> _YOUR GOAL_: Where does the word "kind" show up in the data? Please find each such line and copy it.

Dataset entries

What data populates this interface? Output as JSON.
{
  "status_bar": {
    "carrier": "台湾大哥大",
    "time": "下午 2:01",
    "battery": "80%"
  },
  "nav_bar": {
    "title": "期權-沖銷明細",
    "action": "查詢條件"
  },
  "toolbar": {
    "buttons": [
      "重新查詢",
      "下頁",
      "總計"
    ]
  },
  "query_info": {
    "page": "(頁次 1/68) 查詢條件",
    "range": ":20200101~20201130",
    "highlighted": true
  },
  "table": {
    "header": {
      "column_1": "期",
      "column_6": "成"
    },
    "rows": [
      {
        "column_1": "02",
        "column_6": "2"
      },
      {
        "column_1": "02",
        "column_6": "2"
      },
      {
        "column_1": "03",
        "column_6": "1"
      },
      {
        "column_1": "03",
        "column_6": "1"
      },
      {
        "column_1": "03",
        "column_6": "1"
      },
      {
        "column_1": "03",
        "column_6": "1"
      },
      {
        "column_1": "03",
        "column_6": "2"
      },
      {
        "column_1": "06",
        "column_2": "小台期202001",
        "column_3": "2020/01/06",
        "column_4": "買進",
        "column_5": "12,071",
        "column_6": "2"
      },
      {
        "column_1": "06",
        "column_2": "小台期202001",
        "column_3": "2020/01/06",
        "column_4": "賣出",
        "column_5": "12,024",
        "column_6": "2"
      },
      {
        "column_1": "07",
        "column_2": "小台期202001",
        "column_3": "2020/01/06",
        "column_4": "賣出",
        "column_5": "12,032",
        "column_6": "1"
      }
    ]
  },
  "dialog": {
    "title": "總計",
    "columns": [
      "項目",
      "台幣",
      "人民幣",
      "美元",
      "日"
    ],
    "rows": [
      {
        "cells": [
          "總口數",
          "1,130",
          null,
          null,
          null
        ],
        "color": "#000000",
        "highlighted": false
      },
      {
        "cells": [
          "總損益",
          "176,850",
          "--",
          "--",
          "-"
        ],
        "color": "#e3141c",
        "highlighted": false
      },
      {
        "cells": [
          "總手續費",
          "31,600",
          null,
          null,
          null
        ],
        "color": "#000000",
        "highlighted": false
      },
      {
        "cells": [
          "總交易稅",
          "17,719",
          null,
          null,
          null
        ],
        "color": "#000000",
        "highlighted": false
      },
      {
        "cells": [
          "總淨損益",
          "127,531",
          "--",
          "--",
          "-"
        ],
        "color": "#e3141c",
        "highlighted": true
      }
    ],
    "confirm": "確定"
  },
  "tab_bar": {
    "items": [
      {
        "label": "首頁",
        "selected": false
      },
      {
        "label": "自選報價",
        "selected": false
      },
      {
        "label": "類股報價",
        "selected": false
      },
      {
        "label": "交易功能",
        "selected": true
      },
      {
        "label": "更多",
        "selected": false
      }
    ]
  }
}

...

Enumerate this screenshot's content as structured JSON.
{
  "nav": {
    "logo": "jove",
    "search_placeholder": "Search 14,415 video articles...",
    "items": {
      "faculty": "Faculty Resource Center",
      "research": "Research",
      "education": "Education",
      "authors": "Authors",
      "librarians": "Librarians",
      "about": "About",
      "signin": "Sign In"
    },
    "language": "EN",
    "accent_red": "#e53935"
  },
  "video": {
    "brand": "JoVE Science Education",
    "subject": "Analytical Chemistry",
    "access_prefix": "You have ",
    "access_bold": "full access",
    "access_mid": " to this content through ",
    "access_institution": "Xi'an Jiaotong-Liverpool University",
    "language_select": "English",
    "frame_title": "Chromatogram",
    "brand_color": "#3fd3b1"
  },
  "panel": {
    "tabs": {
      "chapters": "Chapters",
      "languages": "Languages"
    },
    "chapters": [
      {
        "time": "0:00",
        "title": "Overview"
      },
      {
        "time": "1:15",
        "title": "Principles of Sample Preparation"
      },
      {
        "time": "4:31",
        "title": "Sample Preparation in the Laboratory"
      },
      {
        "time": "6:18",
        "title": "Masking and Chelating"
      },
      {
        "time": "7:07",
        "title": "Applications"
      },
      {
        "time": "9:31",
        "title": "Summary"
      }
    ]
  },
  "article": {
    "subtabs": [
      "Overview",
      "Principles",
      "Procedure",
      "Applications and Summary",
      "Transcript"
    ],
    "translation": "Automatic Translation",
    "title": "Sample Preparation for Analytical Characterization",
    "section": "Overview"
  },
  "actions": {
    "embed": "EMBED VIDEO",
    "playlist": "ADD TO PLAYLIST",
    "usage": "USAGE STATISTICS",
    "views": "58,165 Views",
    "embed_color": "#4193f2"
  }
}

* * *

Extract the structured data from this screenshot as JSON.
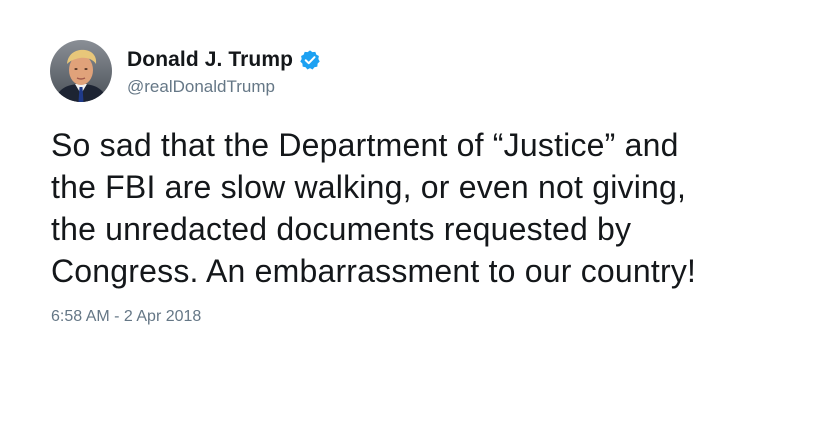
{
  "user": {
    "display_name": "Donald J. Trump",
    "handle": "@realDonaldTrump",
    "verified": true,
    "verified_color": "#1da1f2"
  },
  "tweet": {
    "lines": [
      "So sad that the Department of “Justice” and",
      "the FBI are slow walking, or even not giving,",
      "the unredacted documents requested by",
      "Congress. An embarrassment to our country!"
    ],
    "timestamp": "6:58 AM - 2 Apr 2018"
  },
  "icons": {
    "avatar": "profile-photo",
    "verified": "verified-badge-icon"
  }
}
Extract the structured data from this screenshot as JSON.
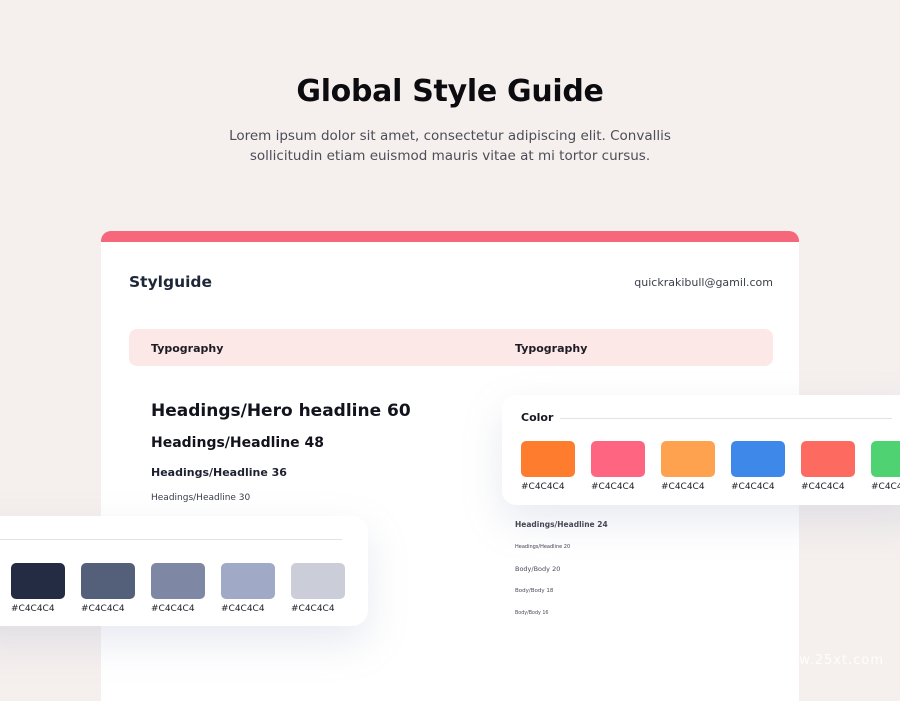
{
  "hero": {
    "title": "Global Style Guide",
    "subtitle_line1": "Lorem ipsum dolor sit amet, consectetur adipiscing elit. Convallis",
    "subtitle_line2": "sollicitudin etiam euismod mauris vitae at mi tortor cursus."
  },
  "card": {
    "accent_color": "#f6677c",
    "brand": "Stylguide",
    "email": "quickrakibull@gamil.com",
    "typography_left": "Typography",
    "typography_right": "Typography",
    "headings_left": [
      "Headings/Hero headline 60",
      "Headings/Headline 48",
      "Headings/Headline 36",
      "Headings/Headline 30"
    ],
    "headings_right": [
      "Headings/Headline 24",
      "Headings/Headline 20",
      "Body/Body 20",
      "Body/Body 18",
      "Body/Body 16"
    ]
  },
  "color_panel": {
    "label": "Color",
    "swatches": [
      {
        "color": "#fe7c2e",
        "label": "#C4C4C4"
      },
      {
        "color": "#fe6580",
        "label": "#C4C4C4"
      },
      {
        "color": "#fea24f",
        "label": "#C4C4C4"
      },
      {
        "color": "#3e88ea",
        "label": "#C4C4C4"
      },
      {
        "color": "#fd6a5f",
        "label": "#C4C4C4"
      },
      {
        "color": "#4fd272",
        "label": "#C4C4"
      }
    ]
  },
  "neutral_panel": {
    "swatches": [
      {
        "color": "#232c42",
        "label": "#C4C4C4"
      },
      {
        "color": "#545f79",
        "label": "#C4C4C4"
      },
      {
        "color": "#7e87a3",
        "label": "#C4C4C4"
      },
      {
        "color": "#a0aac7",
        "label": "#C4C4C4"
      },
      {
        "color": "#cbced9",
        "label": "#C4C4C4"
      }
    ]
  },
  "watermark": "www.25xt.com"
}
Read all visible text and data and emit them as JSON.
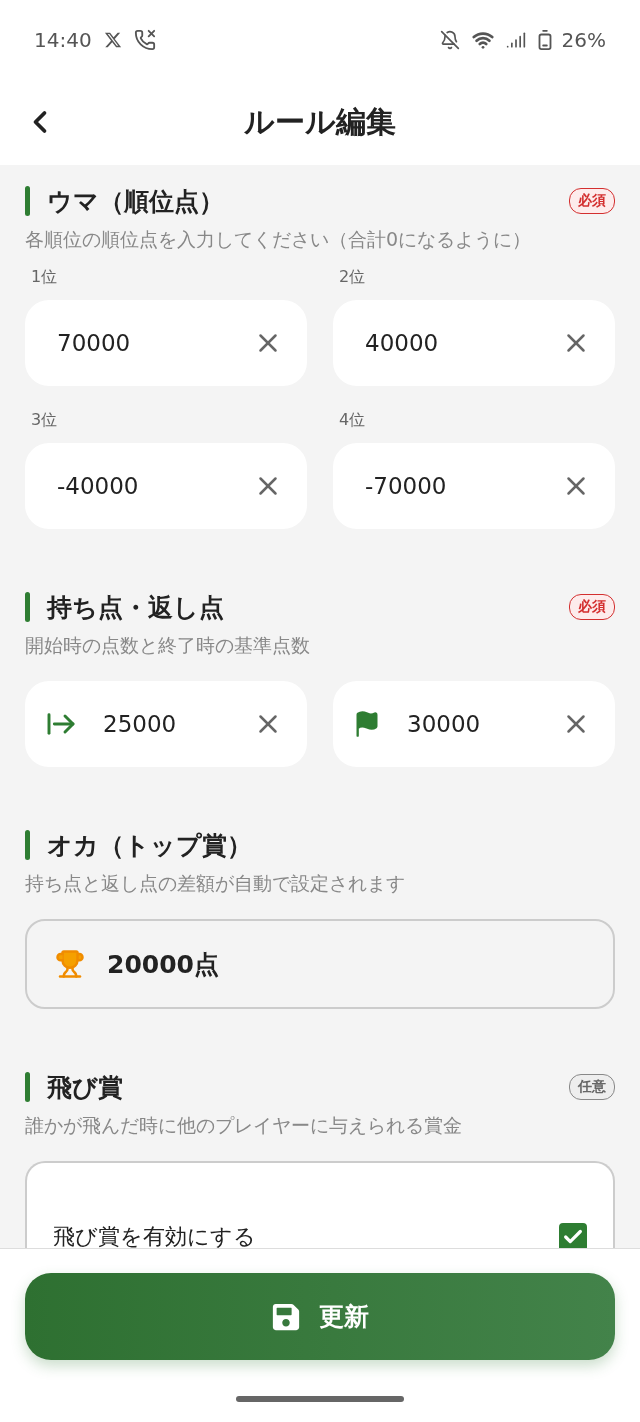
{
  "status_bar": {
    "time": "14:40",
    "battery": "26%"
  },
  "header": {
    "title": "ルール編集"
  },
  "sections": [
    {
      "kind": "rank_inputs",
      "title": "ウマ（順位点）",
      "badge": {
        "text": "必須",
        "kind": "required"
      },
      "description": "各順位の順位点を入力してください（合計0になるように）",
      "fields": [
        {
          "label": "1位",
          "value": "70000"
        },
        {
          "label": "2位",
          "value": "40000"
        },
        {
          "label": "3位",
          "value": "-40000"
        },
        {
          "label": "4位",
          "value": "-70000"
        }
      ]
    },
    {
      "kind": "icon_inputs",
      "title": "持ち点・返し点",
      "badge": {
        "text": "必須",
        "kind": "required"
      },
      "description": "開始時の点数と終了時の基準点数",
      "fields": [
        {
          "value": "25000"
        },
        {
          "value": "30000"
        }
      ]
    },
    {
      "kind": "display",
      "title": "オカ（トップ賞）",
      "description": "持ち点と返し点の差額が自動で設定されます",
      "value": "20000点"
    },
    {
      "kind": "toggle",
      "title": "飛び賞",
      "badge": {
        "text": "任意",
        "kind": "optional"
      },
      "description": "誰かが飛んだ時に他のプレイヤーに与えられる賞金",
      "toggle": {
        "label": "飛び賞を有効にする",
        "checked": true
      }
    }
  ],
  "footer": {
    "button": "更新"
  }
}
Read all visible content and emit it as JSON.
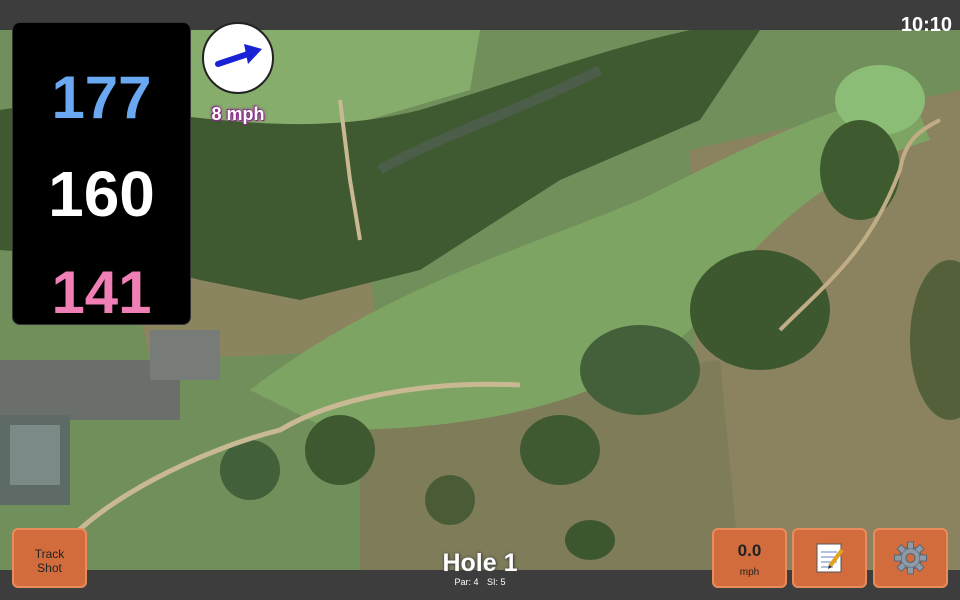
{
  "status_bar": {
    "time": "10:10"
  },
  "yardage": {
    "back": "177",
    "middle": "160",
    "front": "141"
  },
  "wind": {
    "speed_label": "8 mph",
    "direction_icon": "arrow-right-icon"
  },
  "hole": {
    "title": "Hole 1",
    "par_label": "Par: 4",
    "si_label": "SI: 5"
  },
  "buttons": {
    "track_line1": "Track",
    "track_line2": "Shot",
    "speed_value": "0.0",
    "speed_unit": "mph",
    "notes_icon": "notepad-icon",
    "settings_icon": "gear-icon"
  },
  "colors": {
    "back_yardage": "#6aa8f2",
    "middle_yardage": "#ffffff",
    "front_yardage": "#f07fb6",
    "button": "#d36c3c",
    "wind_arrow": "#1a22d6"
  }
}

> _OUTPUT_:
      "kind": "rank_inputs",
        "kind": "required"
      "kind": "icon_inputs",
        "kind": "required"
      "kind": "display",
      "kind": "toggle",
        "kind": "optional"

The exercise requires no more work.